It's that time of year and you can smell taxes in the air. I am seeing and hearing all sorts of news right now about how everyone is getting smaller tax refunds. This isn't necessarily a bad thing. While taxes are on everyone's mind, I'd like to explore how taxes affect estate plans.
Considering your healthcare decisions in advance is an important part of creating an Estate Plan. The three healthcare documents that most people are concerned with are the POLST, Advanced Directive, and Healthcare Power of Attorney.
Not everyone is ready to handle inheriting a lump sum of money. This is especially true of young people that don't have the life experience to appreciate the value of money and haven't acquired the skills to manage money. Many inheritances disappear in the matter of a couple of years or even in a matter of months.
Whether you know it or not...whether you want it or not...you have an estate plan even if you've never signed one. In Oregon, (really in every state) our legislature created and the governor signed an "estate plan for all." Unless you do something to change it, that estate plan created by the State will decide who gets your stuff when you are gone.

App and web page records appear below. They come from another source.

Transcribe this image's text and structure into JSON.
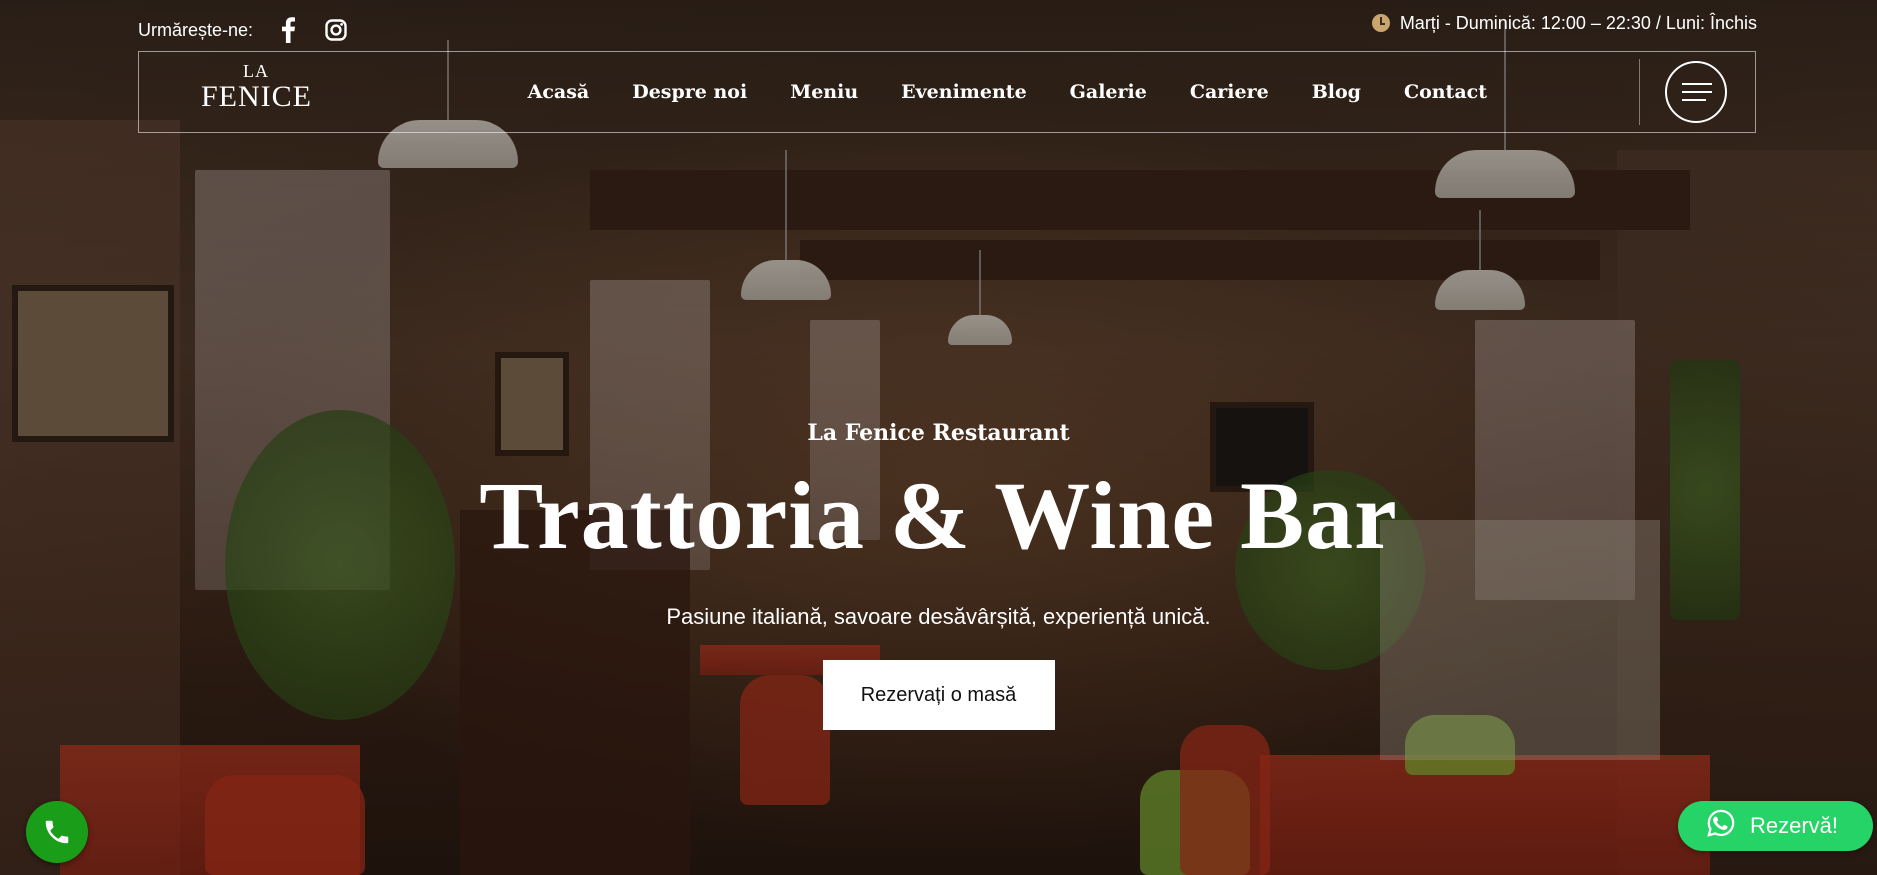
{
  "topbar": {
    "follow_label": "Urmărește-ne:",
    "social": [
      {
        "icon": "facebook-icon"
      },
      {
        "icon": "instagram-icon"
      }
    ],
    "hours_icon": "clock-icon",
    "hours_text": "Marți - Duminică: 12:00 – 22:30 / Luni: Închis"
  },
  "header": {
    "logo_top": "LA",
    "logo_bottom": "FENICE",
    "nav": [
      {
        "label": "Acasă"
      },
      {
        "label": "Despre noi"
      },
      {
        "label": "Meniu"
      },
      {
        "label": "Evenimente"
      },
      {
        "label": "Galerie"
      },
      {
        "label": "Cariere"
      },
      {
        "label": "Blog"
      },
      {
        "label": "Contact"
      }
    ],
    "menu_icon": "hamburger-menu-icon"
  },
  "hero": {
    "eyebrow": "La Fenice Restaurant",
    "headline": "Trattoria & Wine Bar",
    "tagline": "Pasiune italiană, savoare desăvârșită, experiență unică.",
    "cta_label": "Rezervați o masă"
  },
  "floating": {
    "call_icon": "phone-icon",
    "whatsapp_icon": "whatsapp-icon",
    "whatsapp_label": "Rezervă!"
  },
  "colors": {
    "accent_gold": "#c8a66d",
    "call_green": "#1a9e1a",
    "whatsapp_green": "#25d366"
  }
}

As they say..."there is more than one way to skin..." The same is true with leaving assets to your children. There are good ways, traditional ways, ugly ways and everything in between. Here are four of the most common ways to leave assets to your children.